The energy price cap could soar to more than £3,300 a year, higher than previous estimates, an expert has warned.
The latest analysis from Cornwall Insight said their latest forecast predicted the price cap for the first quarter of 2023 could rise to £3,363 a year for an average domestic consumer, increasing significantly from the £3,003 figure they released two weeks ago.
They said the rise was caused by the "ongoing uncertainty regarding Russian gas flows into continental Europe."
They also said potential strike action by Norwegian gas workers also impacted their calculation.
The next price cap announcement by Ofgem will be revealed next month and will cover the last quarter of 2022.
Many had hoped that the soaring energy prices would only last until the end of this year, but Cornwall Insight now believes the worst could come during the height of winter at the start of next year.
Dr Craig Lowrey, Principal Consultant at Cornwall Insight said: "As it stands, energy consumers are facing the prospect of a very expensive winter."
If the prediction turns out to be true then it would be a blow to millions who are already suffering from the surge in prices.
Cornwall Insight's prediction does not cover the support provided by the government's cost of living support policies.
Dr Lowrey said: "As the energy market continues to grapple with global political and economic uncertainty, the corresponding high wholesale prices, and the UK’s continued reliance on energy imports has once again seen predictions for the domestic consumer Default Tariff Cap rise to what are even more unaffordable levels."
Cornwall Insight is a global research and analysis company focusing on energy markets.
Ofgem has said they believe the next energy price cap increase will raise bills to £2,800 a year.
They are currently £1,971, which was a 54% increase from the previous level.
In comparison, the energy price cap for last winter was £1,277 meaning if the analyst's predictions are correct the price of energy will have nearly tripled in a year.
Ex-Chancellor Rishi Sunak announced in May most households in the UK will be able to claim £550 in support to help pay for their energy bills, with those most in need eligible to claim more.
The support for those most in need costs billions of pounds, but the impact of the cost of living crisis is also impacting how much the government can spend.
With a recession now likely and inflation hovering near 10% making debt more expensive, whoever the new prime minister is could face a lot of difficult decision.

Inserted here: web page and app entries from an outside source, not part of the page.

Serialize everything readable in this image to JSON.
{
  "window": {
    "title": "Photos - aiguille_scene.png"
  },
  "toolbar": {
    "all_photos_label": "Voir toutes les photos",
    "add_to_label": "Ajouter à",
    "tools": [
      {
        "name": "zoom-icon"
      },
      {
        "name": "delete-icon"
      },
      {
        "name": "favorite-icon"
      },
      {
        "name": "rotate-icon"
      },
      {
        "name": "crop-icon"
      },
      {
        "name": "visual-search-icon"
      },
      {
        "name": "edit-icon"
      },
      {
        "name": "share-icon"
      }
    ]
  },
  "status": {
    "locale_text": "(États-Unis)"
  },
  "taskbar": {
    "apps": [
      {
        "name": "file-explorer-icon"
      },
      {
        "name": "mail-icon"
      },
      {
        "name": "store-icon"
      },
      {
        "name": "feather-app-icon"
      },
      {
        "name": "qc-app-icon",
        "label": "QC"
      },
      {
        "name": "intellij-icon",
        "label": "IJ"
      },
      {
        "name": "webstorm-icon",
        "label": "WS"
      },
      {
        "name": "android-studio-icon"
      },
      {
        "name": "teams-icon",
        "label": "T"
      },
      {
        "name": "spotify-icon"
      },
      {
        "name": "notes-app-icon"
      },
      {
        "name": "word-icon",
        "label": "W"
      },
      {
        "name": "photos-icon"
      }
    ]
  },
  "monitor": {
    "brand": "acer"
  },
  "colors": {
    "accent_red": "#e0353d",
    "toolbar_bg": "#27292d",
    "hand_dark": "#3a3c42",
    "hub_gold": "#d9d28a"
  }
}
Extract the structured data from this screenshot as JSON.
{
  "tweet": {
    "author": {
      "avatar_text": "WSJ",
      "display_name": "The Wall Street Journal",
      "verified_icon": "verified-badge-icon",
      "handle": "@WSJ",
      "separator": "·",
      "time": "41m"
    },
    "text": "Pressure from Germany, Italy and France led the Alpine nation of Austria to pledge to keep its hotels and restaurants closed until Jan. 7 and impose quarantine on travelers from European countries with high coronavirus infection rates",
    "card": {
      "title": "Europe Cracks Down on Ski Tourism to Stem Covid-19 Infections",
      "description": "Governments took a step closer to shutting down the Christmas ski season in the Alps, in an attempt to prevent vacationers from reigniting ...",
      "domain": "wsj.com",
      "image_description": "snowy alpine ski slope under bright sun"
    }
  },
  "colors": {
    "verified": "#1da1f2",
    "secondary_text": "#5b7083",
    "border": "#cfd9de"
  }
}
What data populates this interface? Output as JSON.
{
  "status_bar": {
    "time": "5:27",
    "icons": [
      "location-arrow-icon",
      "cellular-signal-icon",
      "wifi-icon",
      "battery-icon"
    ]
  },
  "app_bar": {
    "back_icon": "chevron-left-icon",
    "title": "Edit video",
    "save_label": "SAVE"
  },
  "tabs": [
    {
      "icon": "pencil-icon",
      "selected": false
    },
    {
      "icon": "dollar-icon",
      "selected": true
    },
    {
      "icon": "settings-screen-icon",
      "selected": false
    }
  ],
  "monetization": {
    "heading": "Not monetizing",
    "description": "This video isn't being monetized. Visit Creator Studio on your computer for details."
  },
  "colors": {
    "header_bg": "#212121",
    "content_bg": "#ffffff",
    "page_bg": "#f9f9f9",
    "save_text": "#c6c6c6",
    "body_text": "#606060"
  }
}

The Office for Budget Responsibility (OBR) warned on Thursday the government is currently on an "unsustainable path" and may be forced to increase taxes or cut spending.
The OBR said the UK Government has already spent as much this year – 1.25% of gross domestic product (GDP) – to help households cope with the cost squeeze as it did supporting the economy through the financial crisis.
In its fiscal risks and sustainability report, the OBR predicts that debt could rise from 96% currently to more than 100% of GDP by 2052-53 and reach 267% of GDP in 50 years if upward pressures on health, pensions and social care spending, and the loss of motoring taxes, are factored in.
With Boris Johnson's resignation, many are fearful there will be a power vacuum in Westminster as the cost of living crisis carries on.
Johnson has said he will remain in place until a new leader is elected but won't make any major decisions.
A new prime minister might not be in place until October.
He said: "We need a working administration at speed.
"This winter will be catastrophic, pushing millions into poverty with typical energy bills rising to £3,000 a year. We need leaders in office taking action asap."